Asked why the discrepancy exists between his version and what the woman testified to 10 days after the incident, Merrill said:

"I don't know, I don't know that I ever will know. But I do know this - I'd know if that (oral sex) had happened. I would know that, and I know it didn't."

Raise your hand if you think Millie Brinyark would admit, under oath in a divorce case, that she provided a BJ to a man other than her husband, when she really didn't. I suspect there aren't too many raised hands out there.

Millie Brinyark
As for the journalism on the Merrill story . . . well, it's been dreadful. We wound up breaking the Brinyark story after's Kyle Whitmire admitted he was sitting on it. From a Legal Schnauzer post of January 2015:

Secretary of State John H. Merrill (R-Tuscaloosa) is the Alabama politician whose extramarital affair was revealed in court documents but went unreported in the mainstream press.

Kyle Whitmire, a reporter for, admitted in a column on Tuesday that, prior to the 2014 general election, he had court documents that provided details about an unnamed public official's affair. The quality of the information was not in question because it involved sworn testimony in a deposition. Whitmire said it was "as close as it comes" to having a "story cold," but he "stuck it away," apparently not even consulting an editor about it. Whitmire hinted that other reporters in the mainstream press had received the information and ignored it.

Merrill, a Republican ally of former governor Bob Riley and a friend of Riley's son Rob, went on to handily win the secretary of state race over Democrat Lula Albert-Kaigler. Would Merrill have won if Whitmire had revealed the contents of court documents in his possession? That's hard to say. But multiple sources told Legal Schnauzer yesterday that the documents in question are from a divorce case in Tuscaloosa Circuit Court styled Bryan Scott Brinyark v. Mildred Murphree Brinyark.

Sources sent us copies of Millie Brinyark's deposition in the case, dated September 22, 2010, and Merrill's name is front and center. Ms. Brinyark, a former teacher, admits to allowing the married Merrill to touch her "private parts" and that she performed oral sex on him.

How small a person is John Merrill, this guy who wants to represent Alabama in the U.S. Senate? He actually had the audacity to blame his 2015 troubles on a "smear campaign." And journos apparently were dim-witted enough to believe him. From Legal Schnauzer:

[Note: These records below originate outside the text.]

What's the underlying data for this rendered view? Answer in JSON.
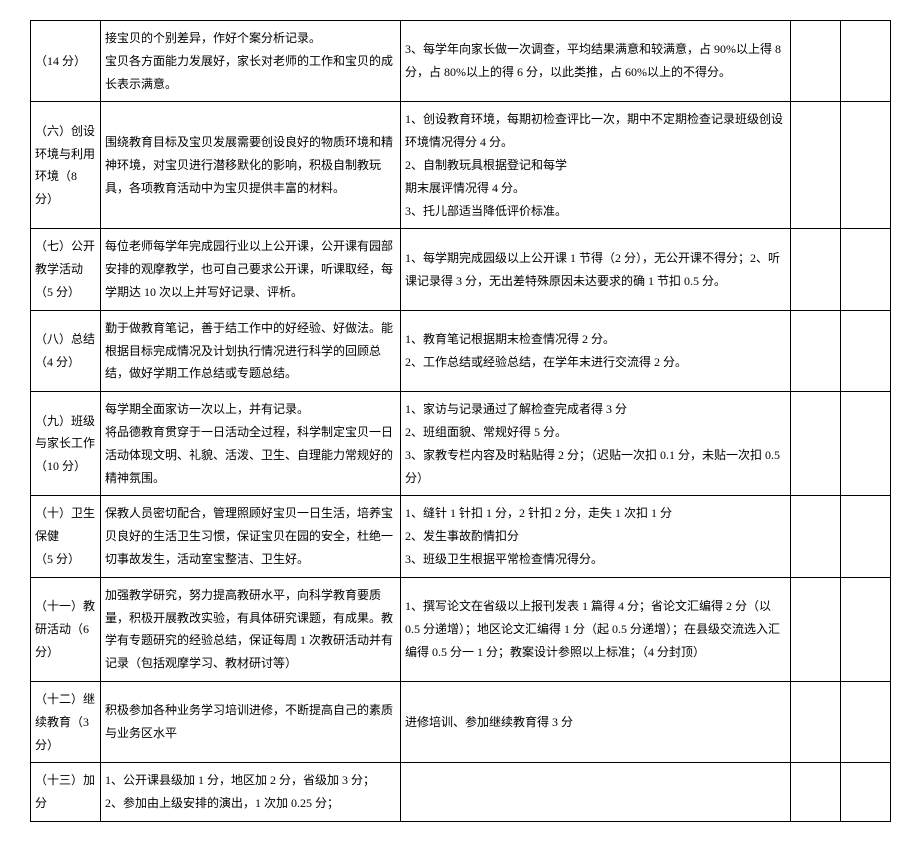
{
  "rows": [
    {
      "label": "（14 分）",
      "desc": "接宝贝的个别差异，作好个案分析记录。\n宝贝各方面能力发展好，家长对老师的工作和宝贝的成长表示满意。",
      "criteria": "3、每学年向家长做一次调查，平均结果满意和较满意，占 90%以上得 8 分，占 80%以上的得 6 分，以此类推，占 60%以上的不得分。"
    },
    {
      "label": "（六）创设环境与利用环境（8 分）",
      "desc": "围绕教育目标及宝贝发展需要创设良好的物质环境和精神环境，对宝贝进行潜移默化的影响，积极自制教玩具，各项教育活动中为宝贝提供丰富的材料。",
      "criteria": "1、创设教育环境，每期初检查评比一次，期中不定期检查记录班级创设环境情况得分 4 分。\n2、自制教玩具根据登记和每学\n期末展评情况得 4 分。\n3、托儿部适当降低评价标准。"
    },
    {
      "label": "（七）公开教学活动\n（5 分）",
      "desc": "每位老师每学年完成园行业以上公开课，公开课有园部安排的观摩教学，也可自己要求公开课，听课取经，每学期达 10 次以上并写好记录、评析。",
      "criteria": "1、每学期完成园级以上公开课 1 节得（2 分），无公开课不得分；2、听课记录得 3 分，无出差特殊原因未达要求的确 1 节扣 0.5 分。"
    },
    {
      "label": "（八）总结\n（4 分）",
      "desc": "勤于做教育笔记，善于结工作中的好经验、好做法。能根据目标完成情况及计划执行情况进行科学的回顾总结，做好学期工作总结或专题总结。",
      "criteria": "1、教育笔记根据期末检查情况得 2 分。\n2、工作总结或经验总结，在学年末进行交流得 2 分。"
    },
    {
      "label": "（九）班级与家长工作\n（10 分）",
      "desc": "每学期全面家访一次以上，并有记录。\n将品德教育贯穿于一日活动全过程，科学制定宝贝一日活动体现文明、礼貌、活泼、卫生、自理能力常规好的精神氛围。",
      "criteria": "1、家访与记录通过了解检查完成者得 3 分\n2、班组面貌、常规好得 5 分。\n3、家教专栏内容及时粘贴得 2 分；（迟贴一次扣 0.1 分，未贴一次扣 0.5 分）"
    },
    {
      "label": "（十）卫生保健\n（5 分）",
      "desc": "保教人员密切配合，管理照顾好宝贝一日生活，培养宝贝良好的生活卫生习惯，保证宝贝在园的安全，杜绝一切事故发生，活动室宝整洁、卫生好。",
      "criteria": "1、缝针 1 针扣 1 分，2 针扣 2 分，走失 1 次扣 1 分\n2、发生事故酌情扣分\n3、班级卫生根据平常检查情况得分。"
    },
    {
      "label": "（十一）教研活动（6分）",
      "desc": "加强教学研究，努力提高教研水平，向科学教育要质量，积极开展教改实验，有具体研究课题，有成果。教学有专题研究的经验总结，保证每周 1 次教研活动并有记录（包括观摩学习、教材研讨等）",
      "criteria": "1、撰写论文在省级以上报刊发表 1 篇得 4 分；省论文汇编得 2 分（以 0.5 分递增）；地区论文汇编得 1 分（起 0.5 分递增）；在县级交流选入汇编得 0.5 分一 1 分；教案设计参照以上标准；（4 分封顶）"
    },
    {
      "label": "（十二）继续教育（3分）",
      "desc": "积极参加各种业务学习培训进修，不断提高自己的素质与业务区水平",
      "criteria": "进修培训、参加继续教育得 3 分"
    },
    {
      "label": "（十三）加分",
      "desc": "1、公开课县级加 1 分，地区加 2 分，省级加 3 分；\n2、参加由上级安排的演出，1 次加 0.25 分；",
      "criteria": ""
    }
  ]
}
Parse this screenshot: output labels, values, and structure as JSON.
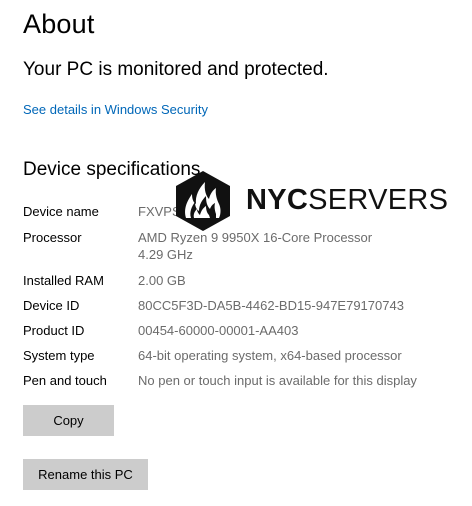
{
  "page": {
    "title": "About",
    "protection_status": "Your PC is monitored and protected.",
    "security_link": "See details in Windows Security"
  },
  "specs": {
    "heading": "Device specifications",
    "rows": [
      {
        "label": "Device name",
        "value": "FXVPS"
      },
      {
        "label": "Processor",
        "value": "AMD Ryzen 9 9950X 16-Core Processor",
        "value_line2": "4.29 GHz"
      },
      {
        "label": "Installed RAM",
        "value": "2.00 GB"
      },
      {
        "label": "Device ID",
        "value": "80CC5F3D-DA5B-4462-BD15-947E79170743"
      },
      {
        "label": "Product ID",
        "value": "00454-60000-00001-AA403"
      },
      {
        "label": "System type",
        "value": "64-bit operating system, x64-based processor"
      },
      {
        "label": "Pen and touch",
        "value": "No pen or touch input is available for this display"
      }
    ]
  },
  "buttons": {
    "copy": "Copy",
    "rename": "Rename this PC"
  },
  "watermark": {
    "brand_bold": "NYC",
    "brand_light": "SERVERS"
  },
  "colors": {
    "link": "#0067b8",
    "value_text": "#6b6b6b",
    "button_bg": "#cccccc"
  }
}
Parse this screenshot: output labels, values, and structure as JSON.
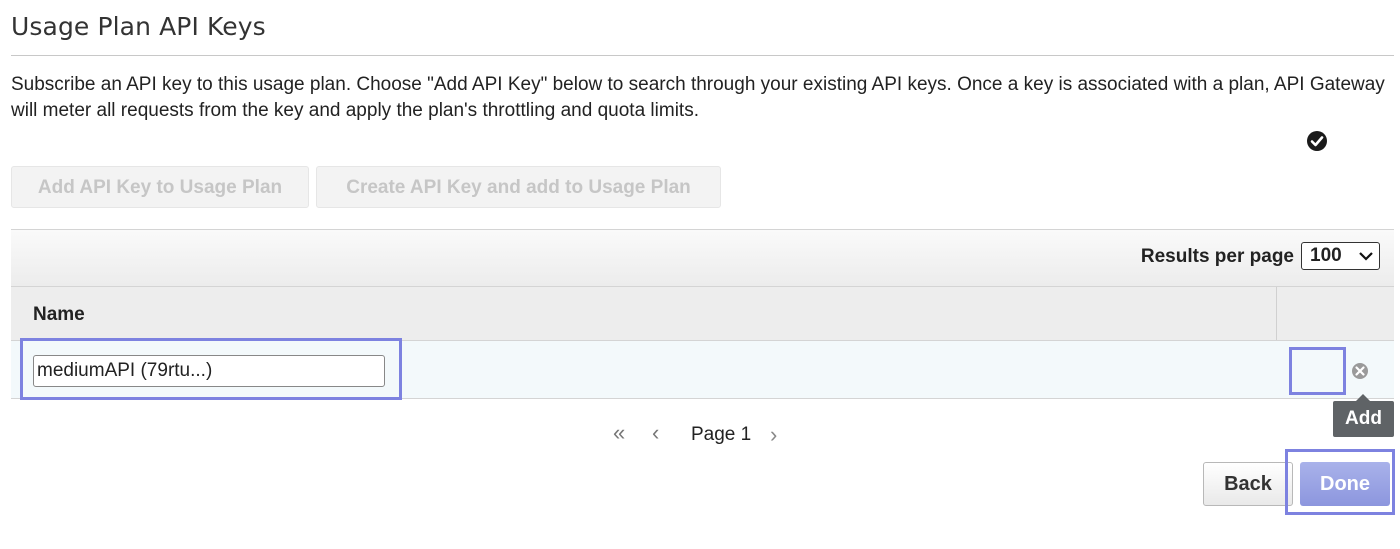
{
  "page": {
    "title": "Usage Plan API Keys",
    "description": "Subscribe an API key to this usage plan. Choose \"Add API Key\" below to search through your existing API keys. Once a key is associated with a plan, API Gateway will meter all requests from the key and apply the plan's throttling and quota limits."
  },
  "actions": {
    "add_key_label": "Add API Key to Usage Plan",
    "create_key_label": "Create API Key and add to Usage Plan"
  },
  "table": {
    "results_per_page_label": "Results per page",
    "results_per_page_value": "100",
    "columns": [
      "Name"
    ],
    "rows": [
      {
        "name_input_value": "mediumAPI (79rtu...)",
        "add_icon": "check-circle-icon",
        "remove_icon": "close-circle-icon"
      }
    ]
  },
  "tooltip": {
    "text": "Add"
  },
  "pagination": {
    "first_glyph": "«",
    "prev_glyph": "‹",
    "page_label": "Page 1",
    "next_glyph": "›"
  },
  "footer": {
    "back_label": "Back",
    "done_label": "Done"
  },
  "colors": {
    "highlight": "#7d82e0",
    "done_button": "#8c96de",
    "tooltip_bg": "#5f6366",
    "row_bg": "#f3f9fb"
  }
}
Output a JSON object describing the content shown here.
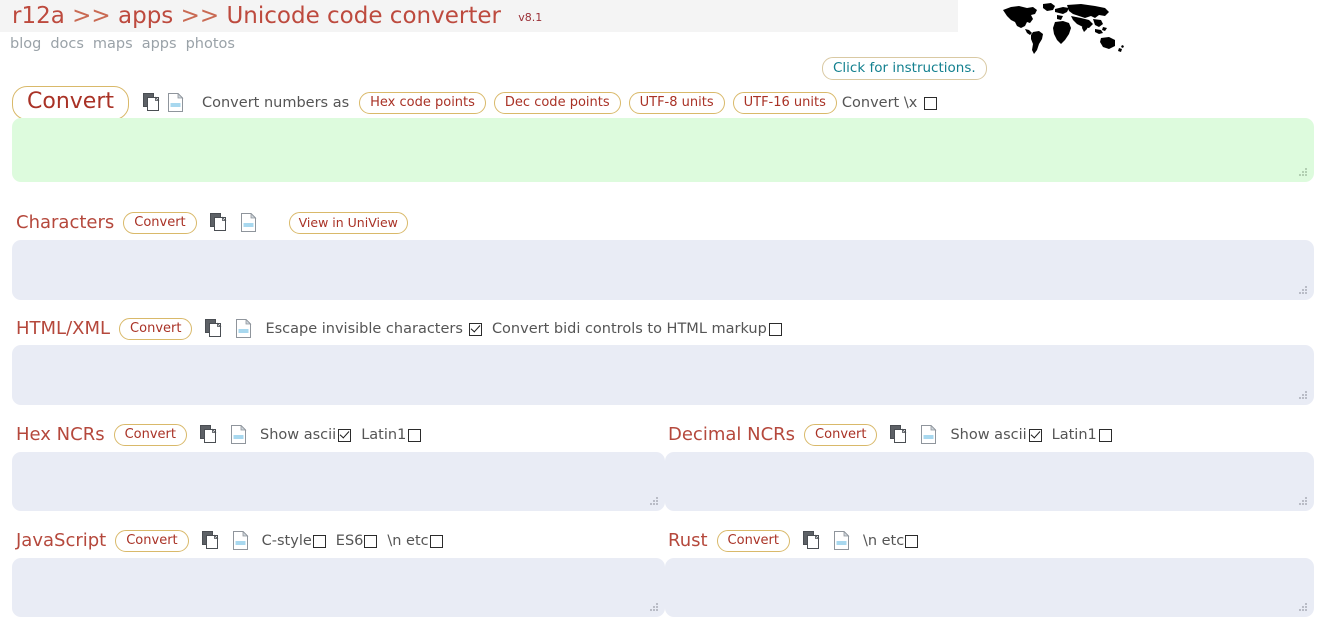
{
  "header": {
    "title_prefix": "r12a",
    "sep": ">>",
    "title_mid": "apps",
    "title_main": "Unicode code converter",
    "version": "v8.1",
    "nav": [
      {
        "label": "blog"
      },
      {
        "label": "docs"
      },
      {
        "label": "maps"
      },
      {
        "label": "apps"
      },
      {
        "label": "photos"
      }
    ],
    "instructions_button": "Click for instructions.",
    "worldmap_icon": "world-map-icon"
  },
  "colors": {
    "title_red": "#bd4a3e",
    "section_red": "#b5483c",
    "pill_border": "#d9b96a",
    "pill_text": "#a93226",
    "nav_gray": "#9aa2a8",
    "instructions_teal": "#13808f",
    "textarea_blue": "#e9ecf5",
    "textarea_green": "#ddfbdd",
    "header_band": "#f4f4f4"
  },
  "sections": {
    "input": {
      "convert_button": "Convert",
      "copy_icon": "copy-icon",
      "clear_icon": "clear-page-icon",
      "convert_numbers_as_label": "Convert numbers as",
      "format_options": [
        {
          "label": "Hex code points",
          "selected": true
        },
        {
          "label": "Dec code points",
          "selected": false
        },
        {
          "label": "UTF-8 units",
          "selected": false
        },
        {
          "label": "UTF-16 units",
          "selected": false
        }
      ],
      "convert_x_label": "Convert \\x",
      "convert_x_checked": false,
      "textarea_value": "",
      "textarea_color": "green"
    },
    "characters": {
      "title": "Characters",
      "convert_button": "Convert",
      "copy_icon": "copy-icon",
      "clear_icon": "clear-page-icon",
      "uniview_button": "View in UniView",
      "textarea_value": ""
    },
    "htmlxml": {
      "title": "HTML/XML",
      "convert_button": "Convert",
      "copy_icon": "copy-icon",
      "clear_icon": "clear-page-icon",
      "escape_invisible_label": "Escape invisible characters",
      "escape_invisible_checked": true,
      "bidi_label": "Convert bidi controls to HTML markup",
      "bidi_checked": false,
      "textarea_value": ""
    },
    "hex_ncrs": {
      "title": "Hex NCRs",
      "convert_button": "Convert",
      "copy_icon": "copy-icon",
      "clear_icon": "clear-page-icon",
      "show_ascii_label": "Show ascii",
      "show_ascii_checked": true,
      "latin1_label": "Latin1",
      "latin1_checked": false,
      "textarea_value": ""
    },
    "decimal_ncrs": {
      "title": "Decimal NCRs",
      "convert_button": "Convert",
      "copy_icon": "copy-icon",
      "clear_icon": "clear-page-icon",
      "show_ascii_label": "Show ascii",
      "show_ascii_checked": true,
      "latin1_label": "Latin1",
      "latin1_checked": false,
      "textarea_value": ""
    },
    "javascript": {
      "title": "JavaScript",
      "convert_button": "Convert",
      "copy_icon": "copy-icon",
      "clear_icon": "clear-page-icon",
      "cstyle_label": "C-style",
      "cstyle_checked": false,
      "es6_label": "ES6",
      "es6_checked": false,
      "newline_label": "\\n etc",
      "newline_checked": false,
      "textarea_value": ""
    },
    "rust": {
      "title": "Rust",
      "convert_button": "Convert",
      "copy_icon": "copy-icon",
      "clear_icon": "clear-page-icon",
      "newline_label": "\\n etc",
      "newline_checked": false,
      "textarea_value": ""
    }
  }
}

According to, Merrill claims to be the victim of a "smear campaign" by unnamed individuals who widely circulated portions of the deposition to the press, politicians, members of his church, and others. How can it be a smear campaign when it involves public documents, about testimony that Merrill largely admits is true? The journalists apparently did not ask Merrill that question.